In the mid-nineteenth century, his son Nathaniel Thayer took down his father's small parsonage and constructed a spacious Victorian manse complete with mansard roofs and the largest formal hall and staircase in New England. Mr. Thayer retired from J. E. Thayer & Brother, one of Boston's leading private banking and brokerage houses, in 1865. The company was reorganized as Kidder, Peabody & Co. in April 1865.  Henry P. Kidder, Francis H. Peabody, and Oliver W. Peabody had served for many years as clerks in Thayer & Brother.

In his retirement Nathaniel Thayer continued his investments, increasing his wealth. At the time of his death in 1883, he was one of the richest men in the nation with his estate calculated at $16 million.
 
His son Nathaniel and his wife Pauline Revere Thayer contracted with Ogden Codman, a leading American designer in the Beaux Arts Style, to renovate and expand the original home. That work was completed in 1902. Its interiors, especially the Louis XVI elements, are some of the finest of the age found anywhere in the world.
 
When Mrs. Thayer died in 1934, niece Ruth Thayer Green and her husband Elbridge Gerry Green assumed ownership of The Homestead. The great hurricane of 1938 destroyed its formal gardens and landscaped setting. The massive old home became a burden to its owners. After his wife's death, Mr. Green sold the building privately.
 
The house with acres of land, was purchased by the college in 1944. The old manse quickly became known as Thayer Hall, and housed the college administration building and library. When Haskell Hall was completed, it was turned into a men's dormitory for the college. When Lenheim Hall was completed most of the college men moved out of the building. South Lancaster Academy used it for a boys' dormitory for some years until Pioneer Valley Academy became the boarding academy for the conference.  
 
Under the leadership of Dr. Jon Robertson, chair of the music department during the 1970's, it became the music conservatory of the college.
 
Our staff is pleased to give informal narrated tours through the Homestead on Monday-Friday. Please make reservations by calling 978-368-2100. We also have a self-guided tour brochure available. There is no admission charge, but donations are accepted.

 
The adjoining field to the north of the Nathaniel Thayer Estate is the site where the garrison of minister Joseph Rowlandson once stood. It was there on February 10, 1676, that Lancaster fell victim to King Philip's War with the massacre of the townspeople and burning of the Rowlandson garrison by the Indians.
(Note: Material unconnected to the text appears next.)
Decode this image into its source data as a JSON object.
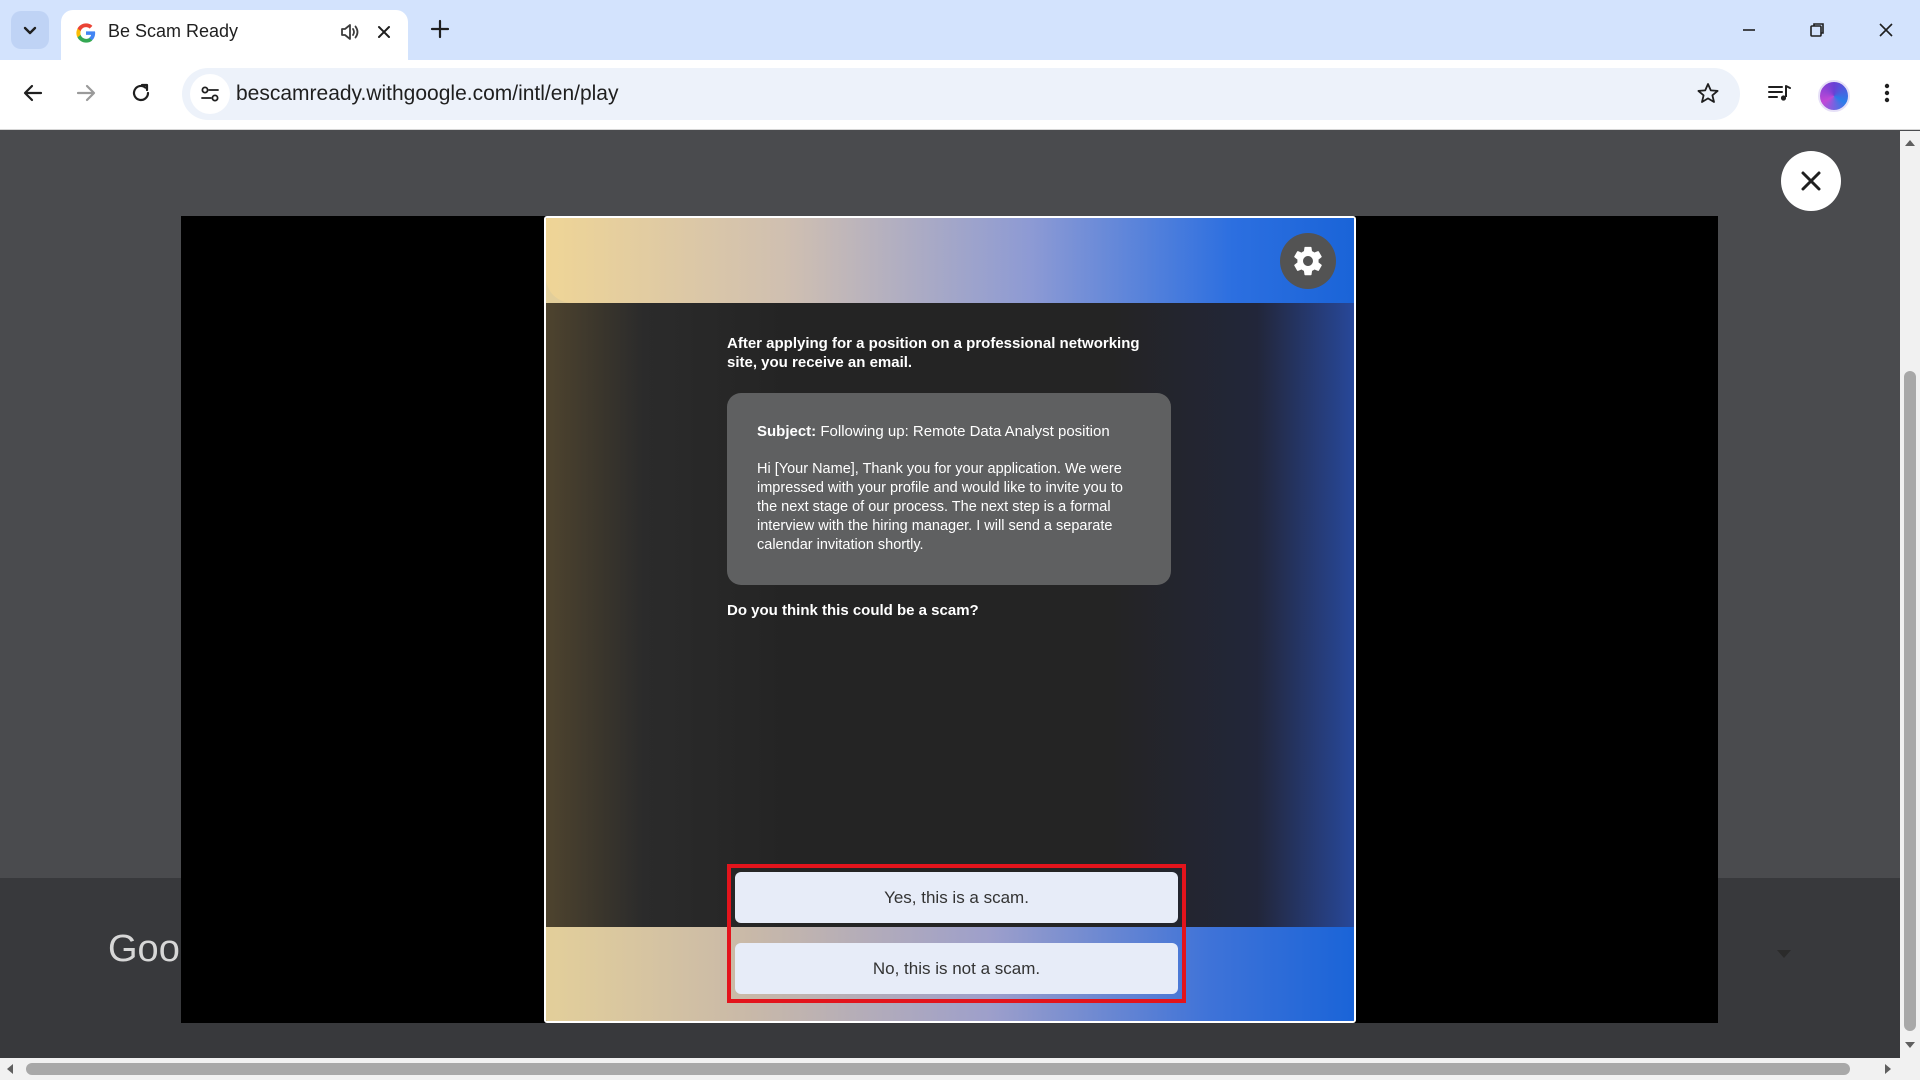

Here the minister's wife, Mary Rowlandson, was taken captive and held by the Indians until she was redeemed on May 2, 1676. As the first woman author in this country, she wrote the "Narrative of the Captivity and Restoration of Mrs. Mary Rowlandson," a classic, first-hand account of Indian life. The book was reprinted 39 times and is still studied today for knowledge of early Indian life in this area.

 



Approximately across the street from the entrance to the Nathaniel Thayer Estate is the Old Settlers Burial Ground. This is located on Main Street behind the Middle Cemetery and became a public cemetery around 1643.  It contains graves of the earliest pioneers.


Less than a mile north of the Nathaniel Thayer Estate, is the First Church of Christ, completed in 1816.  This is the church where the Reverend Dr. Nathaniel Thayer served for more than half of his 47 years as the pastor of Lancaster. This neoclassical building designed by Charles Bulfinch as the Fifth Meeting House for Lancaster is listed on the National Register of Historic Landmarks.  
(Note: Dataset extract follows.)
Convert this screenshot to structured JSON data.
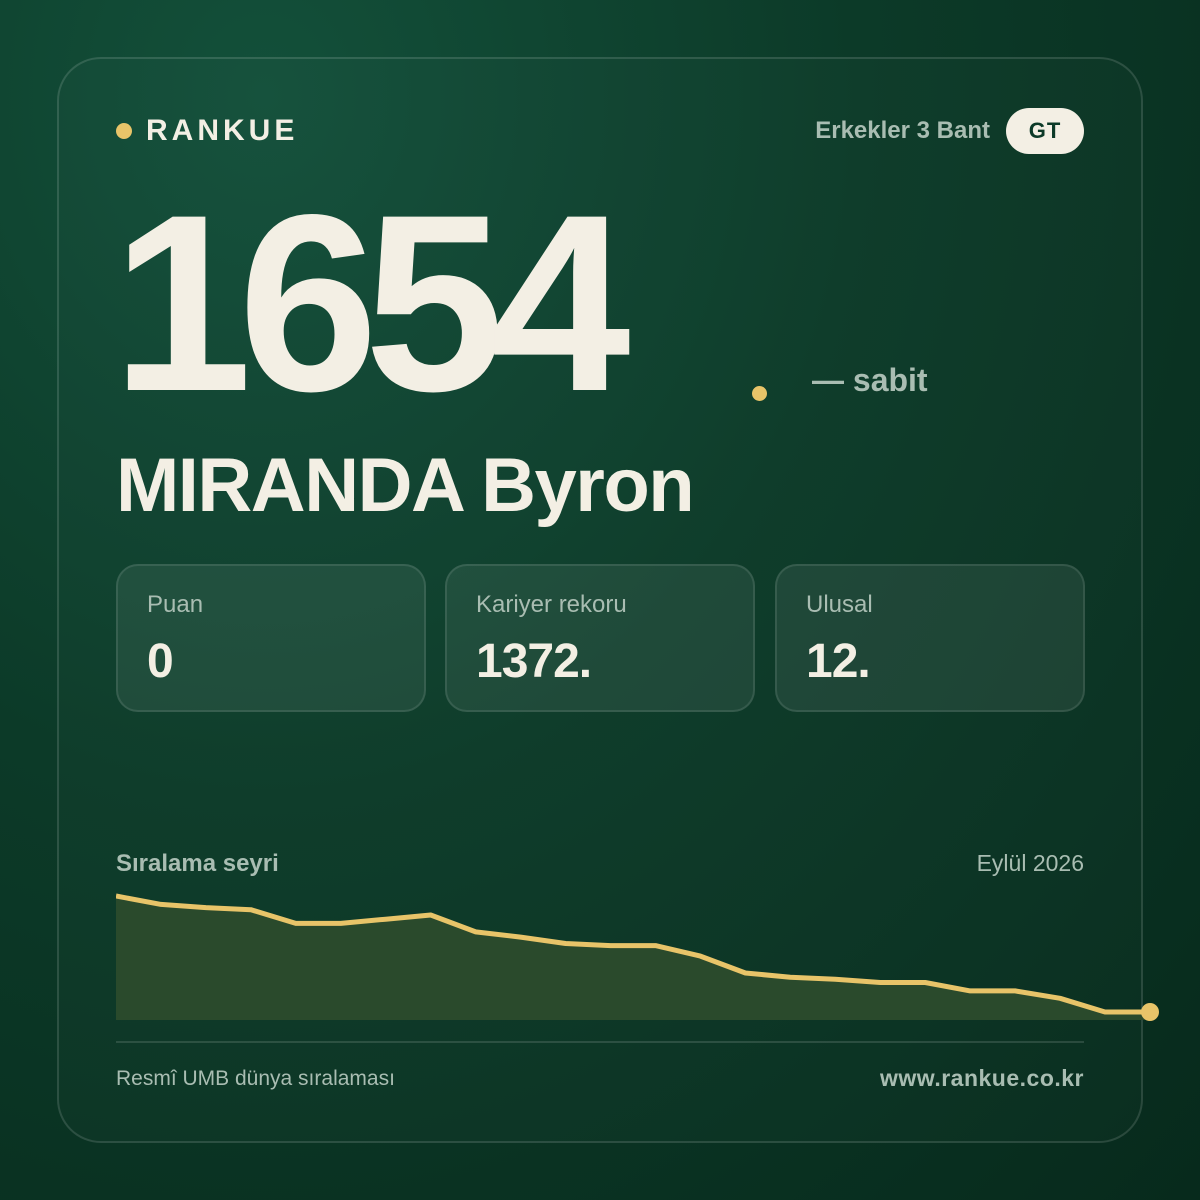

Museum of Russian Icons
, Clinton, MA. "The Museum of Russian Icons was founded as a non-profit educational museum by Gordon Lankton. The collection includes about 260 Russian icons, the largest collection of its kind in North America. It is one of the largest private collections outside of Russia. The collection spans six centuries, and includes important historical icons dating from the earliest periods of icon painting up to the present." http://www.museumofrussianicons.org/
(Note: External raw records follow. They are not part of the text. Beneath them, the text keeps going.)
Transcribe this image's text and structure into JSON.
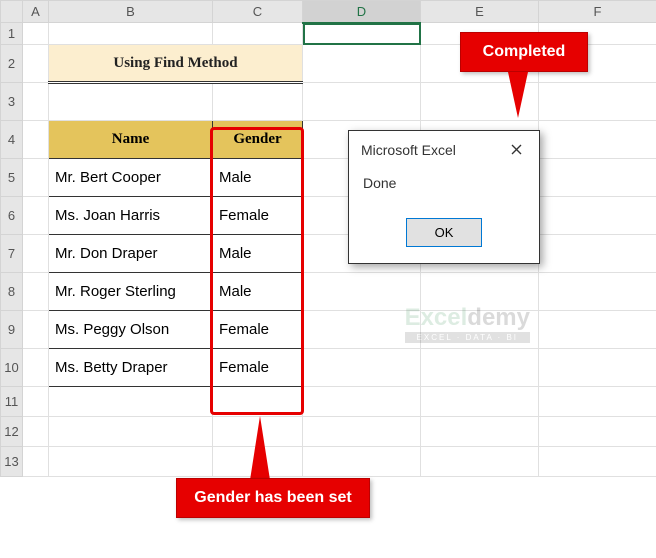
{
  "columns": {
    "A": "A",
    "B": "B",
    "C": "C",
    "D": "D",
    "E": "E",
    "F": "F"
  },
  "rows": [
    "1",
    "2",
    "3",
    "4",
    "5",
    "6",
    "7",
    "8",
    "9",
    "10",
    "11",
    "12",
    "13"
  ],
  "title": "Using Find Method",
  "headers": {
    "name": "Name",
    "gender": "Gender"
  },
  "data": [
    {
      "name": "Mr. Bert Cooper",
      "gender": "Male"
    },
    {
      "name": "Ms. Joan Harris",
      "gender": "Female"
    },
    {
      "name": "Mr. Don Draper",
      "gender": "Male"
    },
    {
      "name": "Mr. Roger Sterling",
      "gender": "Male"
    },
    {
      "name": "Ms. Peggy Olson",
      "gender": "Female"
    },
    {
      "name": "Ms. Betty Draper",
      "gender": "Female"
    }
  ],
  "callouts": {
    "top": "Completed",
    "bottom": "Gender has been set"
  },
  "dialog": {
    "title": "Microsoft Excel",
    "body": "Done",
    "ok": "OK"
  },
  "watermark": {
    "brand_a": "Excel",
    "brand_b": "demy",
    "tag": "EXCEL · DATA · BI"
  },
  "active_cell": "D1"
}
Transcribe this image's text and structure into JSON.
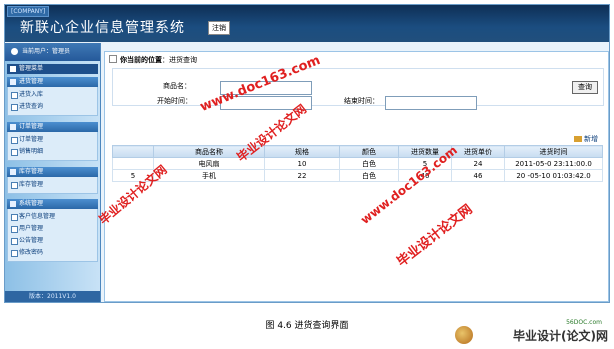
{
  "header": {
    "company": "[COMPANY]",
    "title": "新联心企业信息管理系统",
    "logout": "注销"
  },
  "sidebar": {
    "current_user": "当前用户：管理员",
    "menu_title": "管理菜单",
    "groups": [
      {
        "title": "进货管理",
        "items": [
          "进货入库",
          "进货查询"
        ]
      },
      {
        "title": "订单管理",
        "items": [
          "订单管理",
          "销售明细"
        ]
      },
      {
        "title": "库存管理",
        "items": [
          "库存管理"
        ]
      },
      {
        "title": "系统管理",
        "items": [
          "客户信息管理",
          "用户管理",
          "公告管理",
          "修改密码"
        ]
      }
    ],
    "version": "版本：2011V1.0"
  },
  "main": {
    "position_label": "你当前的位置",
    "position_value": "：进货查询",
    "search": {
      "name_label": "商品名：",
      "name_value": "",
      "start_label": "开始时间：",
      "start_value": "",
      "end_label": "结束时间：",
      "end_value": "",
      "query_button": "查询"
    },
    "new_button": "新增",
    "table": {
      "headers": [
        "",
        "商品名称",
        "规格",
        "颜色",
        "进货数量",
        "进货单价",
        "进货时间"
      ],
      "rows": [
        [
          "",
          "电风扇",
          "10",
          "白色",
          "5",
          "24",
          "2011-05-0  23:11:00.0"
        ],
        [
          "5",
          "手机",
          "22",
          "白色",
          "40",
          "46",
          "20  -05-10 01:03:42.0"
        ]
      ]
    }
  },
  "watermarks": [
    "www.doc163.com",
    "毕业设计论文网",
    "毕业设计论文网",
    "www.doc163.com",
    "毕业设计论文网"
  ],
  "caption": "图 4.6  进货查询界面",
  "corner": {
    "site": "56DOC.com",
    "brand": "毕业设计(论文)网"
  }
}
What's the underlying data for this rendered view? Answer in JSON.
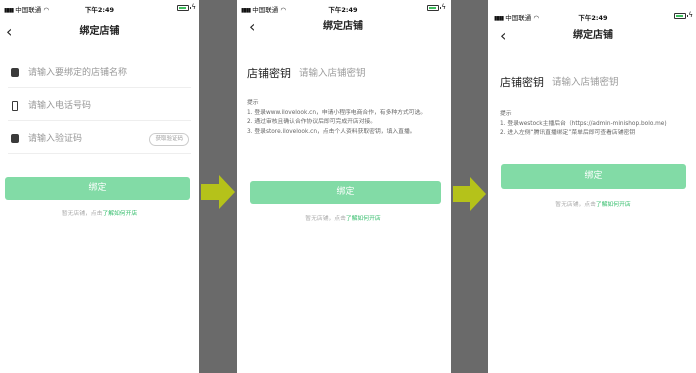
{
  "status": {
    "carrier": "中国联通",
    "time": "下午2:49"
  },
  "screens": [
    {
      "nav_back": "‹",
      "title": "绑定店铺",
      "fields": {
        "shop_name_placeholder": "请输入要绑定的店铺名称",
        "phone_placeholder": "请输入电话号码",
        "code_placeholder": "请输入验证码",
        "get_code": "获取验证码"
      },
      "bind_button": "绑定",
      "footer_prefix": "暂无店铺，点击",
      "footer_link": "了解如何开店"
    },
    {
      "nav_back": "‹",
      "title": "绑定店铺",
      "key_label": "店铺密钥",
      "key_placeholder": "请输入店铺密钥",
      "hint_title": "提示",
      "hints": [
        "1. 登录www.ilovelook.cn，申请小程序电商合作，有多种方式可选。",
        "2. 通过审核且确认合作协议后即可完成开店对接。",
        "3. 登录store.ilovelook.cn，点击个人资料获取密钥，填入直播。"
      ],
      "bind_button": "绑定",
      "footer_prefix": "暂无店铺，点击",
      "footer_link": "了解如何开店"
    },
    {
      "nav_back": "‹",
      "title": "绑定店铺",
      "key_label": "店铺密钥",
      "key_placeholder": "请输入店铺密钥",
      "hint_title": "提示",
      "hints": [
        "1. 登录westock主播后台（https://admin-minishop.bolo.me)",
        "2. 进入左侧“腾讯直播绑定”菜单后即可查看店铺密钥"
      ],
      "bind_button": "绑定",
      "footer_prefix": "暂无店铺，点击",
      "footer_link": "了解如何开店"
    }
  ],
  "colors": {
    "primary_button": "#82dba6",
    "link": "#2dbb66",
    "arrow": "#b5c21a",
    "gutter": "#6a6a6a"
  },
  "icons": [
    "signal-icon",
    "wifi-icon",
    "battery-icon",
    "back-chevron-icon",
    "store-icon",
    "phone-icon",
    "code-icon",
    "arrow-right-icon"
  ]
}
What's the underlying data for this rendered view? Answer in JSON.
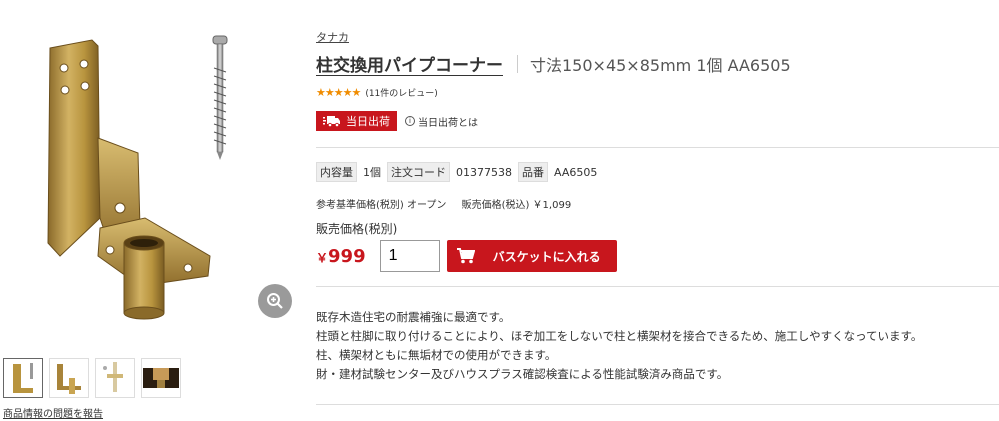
{
  "product": {
    "brand": "タナカ",
    "title": "柱交換用パイプコーナー",
    "spec": "寸法150×45×85mm 1個 AA6505",
    "stars": "★★★★★",
    "review_count": "(11件のレビュー)",
    "rating": 5
  },
  "shipping": {
    "badge": "当日出荷",
    "info_link": "当日出荷とは",
    "info_icon": "i"
  },
  "meta": {
    "capacity_label": "内容量",
    "capacity_value": "1個",
    "order_code_label": "注文コード",
    "order_code_value": "01377538",
    "part_label": "品番",
    "part_value": "AA6505"
  },
  "pricing": {
    "reference": "参考基準価格(税別) オープン",
    "sale_incl": "販売価格(税込) ￥1,099",
    "sale_label": "販売価格(税別)",
    "currency": "￥",
    "price": "999"
  },
  "cart": {
    "quantity": "1",
    "button_label": "バスケットに入れる"
  },
  "description": [
    "既存木造住宅の耐震補強に最適です。",
    "柱頭と柱脚に取り付けることにより、ほぞ加工をしないで柱と横架材を接合できるため、施工しやすくなっています。",
    "柱、横架材ともに無垢材での使用ができます。",
    "財・建材試験センター及びハウスプラス確認検査による性能試験済み商品です。"
  ],
  "gallery": {
    "report_link": "商品情報の問題を報告"
  },
  "colors": {
    "accent": "#c8161d",
    "star": "#f08c00",
    "bracket": "#b8943e"
  }
}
Fruitlands Museum, Harvard, MA. "Over ninety years ago, Clara Endicott Sears bought a gentleman’s farm on land that had once sheltered Bronson Alcott’s Utopian experiment in communal living known as Fruitlands." http://www.fruitlands.org